(Was this a joke? Did I hear wrong? I calculated that it would take me 16 years to get back to the salary of my first job as an entry-level architect in New York.)

I pushed back all the warnings in my head, and replied, “I would be honored,” again delivered with a convincing tone. I could not return to being a paralegal temp.

The tipping point was not a point, but a blow.

Winton Guest House, original location: Wayzata, Minnesota, current location: University of St. Thomas, Owatonna, Minnesota (photo from artribune.com)
Winton Guest House, original location: Wayzata, Minnesota, current location: University of St. Thomas, Owatonna, Minnesota (photo from artribune.com)

When the interviewer asked me when I could start the job, I responded, “In a week.”

“No, it must be much sooner,” demanded the interviewer.

I squealed, “How about in three days?”

He pressed, exclaiming, “No, even sooner.”

Frank Gehry at work (photo from Sketches of Frank Gehry)
Frank Gehry at work (photo from Sketches of Frank Gehry)

It was past 9 PM. The interviewer announced his command. “We have many deadlines, and I need you to take off that tie.” He pointed to a stack of plywood surrounded by tools, and with no wink-wink this time, he asserted, “Start your job NOW.”

At this point, the magic of the Pritzker-Prize-winning, AIA Gold Medalist Frank Gehry evaporated like a handprint on the surface of water.

I picked up my unseen portfolio, rejected the offer, and left the offices of Gehry. With my tie still on.

Within a year, I officially launched my own firm. Yes, my company also has a model shop. Just this morning, I used the band saw to cut my own pieces of plywood.

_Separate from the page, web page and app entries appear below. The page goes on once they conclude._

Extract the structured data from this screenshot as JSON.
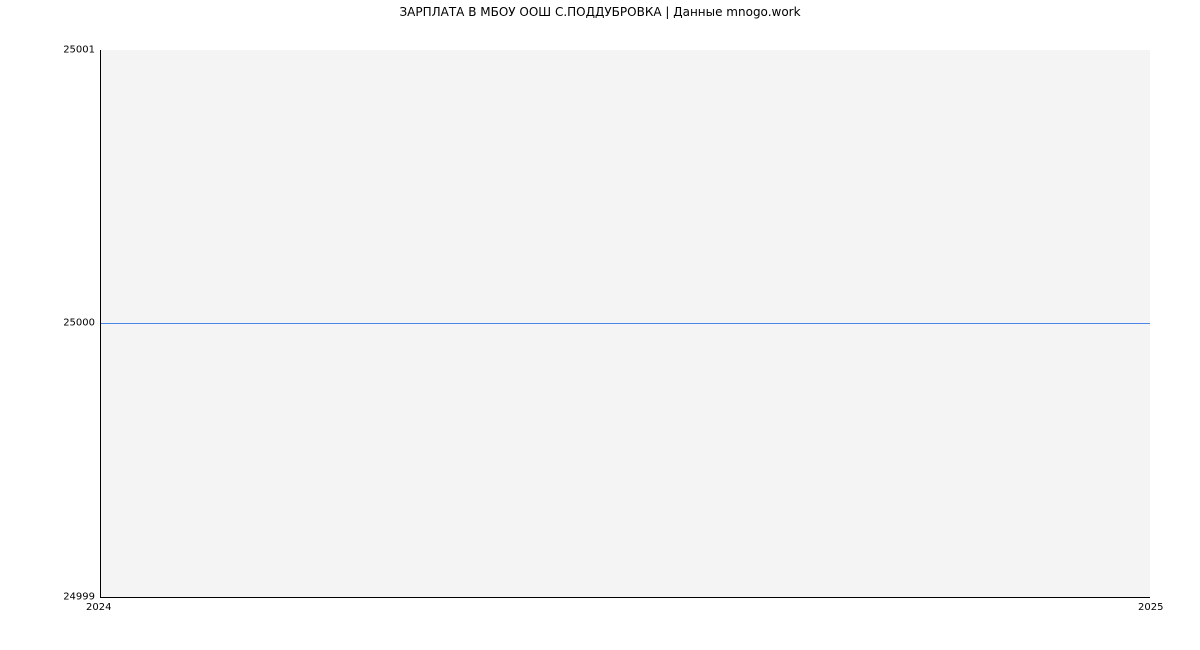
{
  "chart_data": {
    "type": "line",
    "title": "ЗАРПЛАТА В МБОУ ООШ С.ПОДДУБРОВКА | Данные mnogo.work",
    "x": [
      "2024",
      "2025"
    ],
    "values": [
      25000,
      25000
    ],
    "y_ticks": [
      "25001",
      "25000",
      "24999"
    ],
    "x_ticks": [
      "2024",
      "2025"
    ],
    "xlabel": "",
    "ylabel": "",
    "ylim": [
      24999,
      25001
    ]
  }
}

For more, read my review on the Gehry retrospective at LACMA.

© Poon Design Inc.